St Nicholas church lies toward the west end of Churchstoke, standing on a knoll above the River Camlad looking westwards to the Vale of Kerry and a stretch of high country known as the Kerry Ridgeway.
The church has links with several periods of history. The church’s location and the shape of the churchyard suggests an early medieval origin. A font bowl dating from the fourteenth century is on display. The oldest part of the present church is the tower, built in the thirteenth century. It was a place of refuge during the intermittent Anglo Welsh wars of the medieval period. It was also the scene of a skirmish during the Civil War when Royalist soldiers took refuge from the Roundheads. Chipped stonework is evidence of gunfire and the ‘hotte bickering in the churchyard’.
The rest of the building took shape during the Industrial Revolution and later 19th century. Joseph Bromfield, a Shrewsbury architect, began extensive rebuilding in 1812. A much larger nave was built from local stone and slate with seven large perpendicular windows and a beautiful Star of David window on the south side. A schoolroom and galleries were added. These were supported by iron columns from Coalbrookdale, centre of the Industrial Revolution, 25 miles away. The church now had a seating capacity of 565, evidence of population growth in the area.
The wooden belfry and spire, characteristic of Marches churches, were added in 1815. In 1881 an extensive reordering scheme was carried out by Revd Robert More-White, vicar for sixty years. The chancel and south porch were added. Both schemes were heavily influenced by the Gothic Revival. The chancel floor has some fine encaustic tiles, as has the reredos behind the altar.
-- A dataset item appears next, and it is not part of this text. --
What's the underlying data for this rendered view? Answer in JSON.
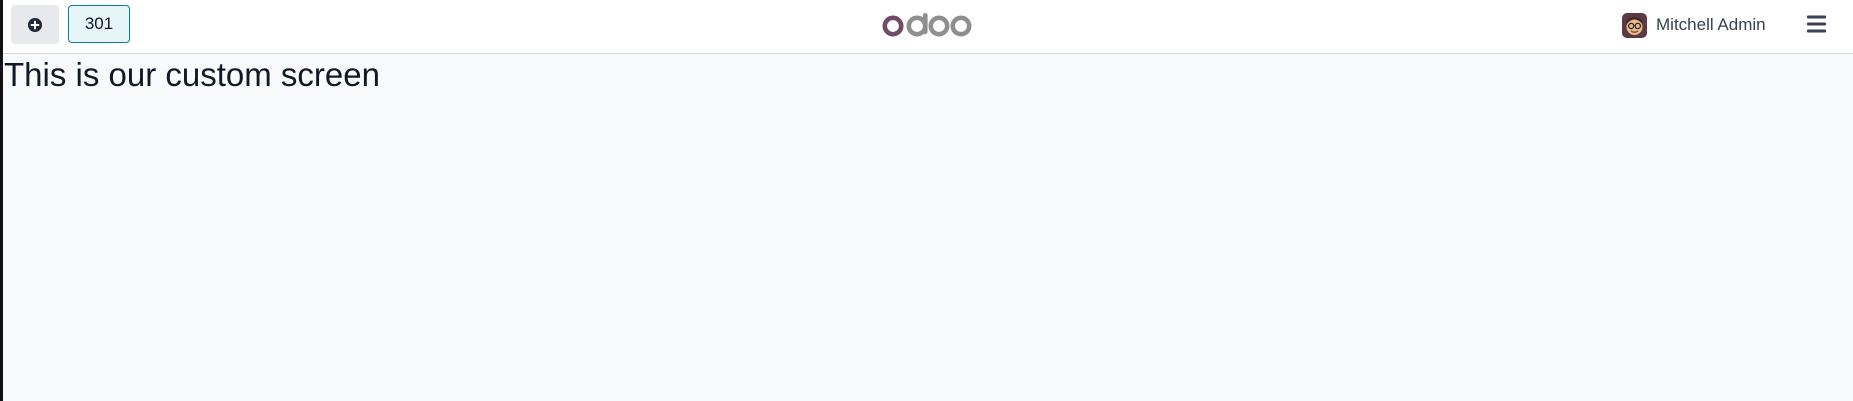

We have five marble and nine brass monuments including three commemorating three servicemen killed in action in 1893 and 1900. The belfry houses five bells cast in 1721 by Abraham Rudhall, also responsible for the bells of Wells Cathedral.
We have a lovely church in a beautiful setting awaiting your visit.